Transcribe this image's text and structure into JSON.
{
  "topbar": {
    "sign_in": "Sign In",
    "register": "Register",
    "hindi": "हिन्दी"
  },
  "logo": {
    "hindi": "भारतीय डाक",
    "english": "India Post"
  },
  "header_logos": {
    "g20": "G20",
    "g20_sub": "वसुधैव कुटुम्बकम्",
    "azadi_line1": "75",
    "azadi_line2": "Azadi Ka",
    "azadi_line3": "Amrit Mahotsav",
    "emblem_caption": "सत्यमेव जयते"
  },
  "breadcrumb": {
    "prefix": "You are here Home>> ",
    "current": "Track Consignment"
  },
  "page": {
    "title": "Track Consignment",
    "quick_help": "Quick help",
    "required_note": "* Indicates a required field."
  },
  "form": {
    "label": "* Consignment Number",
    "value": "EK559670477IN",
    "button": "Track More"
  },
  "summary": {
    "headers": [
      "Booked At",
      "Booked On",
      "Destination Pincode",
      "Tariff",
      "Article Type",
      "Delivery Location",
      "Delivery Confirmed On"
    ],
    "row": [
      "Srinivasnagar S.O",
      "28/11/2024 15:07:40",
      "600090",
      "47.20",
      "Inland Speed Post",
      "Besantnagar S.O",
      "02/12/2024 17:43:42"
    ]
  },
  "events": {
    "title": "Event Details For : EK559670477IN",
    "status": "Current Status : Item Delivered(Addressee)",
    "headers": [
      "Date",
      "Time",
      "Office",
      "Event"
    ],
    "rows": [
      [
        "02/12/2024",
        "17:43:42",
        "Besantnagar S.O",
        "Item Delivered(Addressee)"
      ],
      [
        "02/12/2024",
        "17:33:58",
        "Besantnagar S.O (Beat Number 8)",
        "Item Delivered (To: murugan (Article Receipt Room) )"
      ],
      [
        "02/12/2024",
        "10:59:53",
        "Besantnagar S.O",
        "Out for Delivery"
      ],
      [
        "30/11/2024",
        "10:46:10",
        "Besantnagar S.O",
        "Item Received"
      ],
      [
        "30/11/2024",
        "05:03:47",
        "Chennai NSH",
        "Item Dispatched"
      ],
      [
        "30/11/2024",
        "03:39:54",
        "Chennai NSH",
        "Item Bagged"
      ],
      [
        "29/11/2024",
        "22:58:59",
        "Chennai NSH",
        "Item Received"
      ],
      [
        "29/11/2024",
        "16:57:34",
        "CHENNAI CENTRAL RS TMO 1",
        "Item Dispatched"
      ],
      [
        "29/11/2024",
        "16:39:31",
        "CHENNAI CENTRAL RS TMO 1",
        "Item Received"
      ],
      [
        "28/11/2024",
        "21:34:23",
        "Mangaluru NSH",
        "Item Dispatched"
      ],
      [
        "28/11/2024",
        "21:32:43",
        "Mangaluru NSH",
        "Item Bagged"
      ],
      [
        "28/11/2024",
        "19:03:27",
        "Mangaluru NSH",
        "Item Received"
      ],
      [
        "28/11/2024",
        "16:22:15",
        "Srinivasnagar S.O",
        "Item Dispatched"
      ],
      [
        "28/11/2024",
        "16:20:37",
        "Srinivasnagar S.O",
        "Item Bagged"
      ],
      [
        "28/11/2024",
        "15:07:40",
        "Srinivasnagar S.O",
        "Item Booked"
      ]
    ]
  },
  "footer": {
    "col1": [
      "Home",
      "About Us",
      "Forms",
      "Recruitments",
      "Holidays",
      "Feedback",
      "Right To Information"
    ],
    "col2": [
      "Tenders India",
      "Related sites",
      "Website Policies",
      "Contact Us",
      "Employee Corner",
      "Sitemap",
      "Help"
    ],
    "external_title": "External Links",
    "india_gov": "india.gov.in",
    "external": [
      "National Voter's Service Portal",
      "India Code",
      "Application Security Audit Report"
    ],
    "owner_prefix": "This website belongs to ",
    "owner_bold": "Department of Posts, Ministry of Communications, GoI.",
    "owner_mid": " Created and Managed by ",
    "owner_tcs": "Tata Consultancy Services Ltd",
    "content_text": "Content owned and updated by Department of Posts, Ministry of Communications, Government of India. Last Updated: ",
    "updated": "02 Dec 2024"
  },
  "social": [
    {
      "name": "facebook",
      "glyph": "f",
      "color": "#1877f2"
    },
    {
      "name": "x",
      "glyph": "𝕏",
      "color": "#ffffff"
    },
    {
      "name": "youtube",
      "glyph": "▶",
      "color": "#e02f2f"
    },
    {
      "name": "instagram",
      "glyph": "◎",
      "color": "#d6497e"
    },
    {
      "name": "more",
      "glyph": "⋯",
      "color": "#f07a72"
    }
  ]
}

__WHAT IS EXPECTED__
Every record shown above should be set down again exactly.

__SOLUTION FOR THIS EXERCISE__
Transcribe this image's text and structure into JSON.
{
  "topbar": {
    "sign_in": "Sign In",
    "register": "Register",
    "hindi": "हिन्दी"
  },
  "logo": {
    "hindi": "भारतीय डाक",
    "english": "India Post"
  },
  "header_logos": {
    "g20": "G20",
    "g20_sub": "वसुधैव कुटुम्बकम्",
    "azadi_line1": "75",
    "azadi_line2": "Azadi Ka",
    "azadi_line3": "Amrit Mahotsav",
    "emblem_caption": "सत्यमेव जयते"
  },
  "breadcrumb": {
    "prefix": "You are here Home>> ",
    "current": "Track Consignment"
  },
  "page": {
    "title": "Track Consignment",
    "quick_help": "Quick help",
    "required_note": "* Indicates a required field."
  },
  "form": {
    "label": "* Consignment Number",
    "value": "EK559670477IN",
    "button": "Track More"
  },
  "summary": {
    "headers": [
      "Booked At",
      "Booked On",
      "Destination Pincode",
      "Tariff",
      "Article Type",
      "Delivery Location",
      "Delivery Confirmed On"
    ],
    "row": [
      "Srinivasnagar S.O",
      "28/11/2024 15:07:40",
      "600090",
      "47.20",
      "Inland Speed Post",
      "Besantnagar S.O",
      "02/12/2024 17:43:42"
    ]
  },
  "events": {
    "title": "Event Details For : EK559670477IN",
    "status": "Current Status : Item Delivered(Addressee)",
    "headers": [
      "Date",
      "Time",
      "Office",
      "Event"
    ],
    "rows": [
      [
        "02/12/2024",
        "17:43:42",
        "Besantnagar S.O",
        "Item Delivered(Addressee)"
      ],
      [
        "02/12/2024",
        "17:33:58",
        "Besantnagar S.O (Beat Number 8)",
        "Item Delivered (To: murugan (Article Receipt Room) )"
      ],
      [
        "02/12/2024",
        "10:59:53",
        "Besantnagar S.O",
        "Out for Delivery"
      ],
      [
        "30/11/2024",
        "10:46:10",
        "Besantnagar S.O",
        "Item Received"
      ],
      [
        "30/11/2024",
        "05:03:47",
        "Chennai NSH",
        "Item Dispatched"
      ],
      [
        "30/11/2024",
        "03:39:54",
        "Chennai NSH",
        "Item Bagged"
      ],
      [
        "29/11/2024",
        "22:58:59",
        "Chennai NSH",
        "Item Received"
      ],
      [
        "29/11/2024",
        "16:57:34",
        "CHENNAI CENTRAL RS TMO 1",
        "Item Dispatched"
      ],
      [
        "29/11/2024",
        "16:39:31",
        "CHENNAI CENTRAL RS TMO 1",
        "Item Received"
      ],
      [
        "28/11/2024",
        "21:34:23",
        "Mangaluru NSH",
        "Item Dispatched"
      ],
      [
        "28/11/2024",
        "21:32:43",
        "Mangaluru NSH",
        "Item Bagged"
      ],
      [
        "28/11/2024",
        "19:03:27",
        "Mangaluru NSH",
        "Item Received"
      ],
      [
        "28/11/2024",
        "16:22:15",
        "Srinivasnagar S.O",
        "Item Dispatched"
      ],
      [
        "28/11/2024",
        "16:20:37",
        "Srinivasnagar S.O",
        "Item Bagged"
      ],
      [
        "28/11/2024",
        "15:07:40",
        "Srinivasnagar S.O",
        "Item Booked"
      ]
    ]
  },
  "footer": {
    "col1": [
      "Home",
      "About Us",
      "Forms",
      "Recruitments",
      "Holidays",
      "Feedback",
      "Right To Information"
    ],
    "col2": [
      "Tenders India",
      "Related sites",
      "Website Policies",
      "Contact Us",
      "Employee Corner",
      "Sitemap",
      "Help"
    ],
    "external_title": "External Links",
    "india_gov": "india.gov.in",
    "external": [
      "National Voter's Service Portal",
      "India Code",
      "Application Security Audit Report"
    ],
    "owner_prefix": "This website belongs to ",
    "owner_bold": "Department of Posts, Ministry of Communications, GoI.",
    "owner_mid": " Created and Managed by ",
    "owner_tcs": "Tata Consultancy Services Ltd",
    "content_text": "Content owned and updated by Department of Posts, Ministry of Communications, Government of India. Last Updated: ",
    "updated": "02 Dec 2024"
  },
  "social": [
    {
      "name": "facebook",
      "glyph": "f",
      "color": "#1877f2"
    },
    {
      "name": "x",
      "glyph": "𝕏",
      "color": "#ffffff"
    },
    {
      "name": "youtube",
      "glyph": "▶",
      "color": "#e02f2f"
    },
    {
      "name": "instagram",
      "glyph": "◎",
      "color": "#d6497e"
    },
    {
      "name": "more",
      "glyph": "⋯",
      "color": "#f07a72"
    }
  ]
}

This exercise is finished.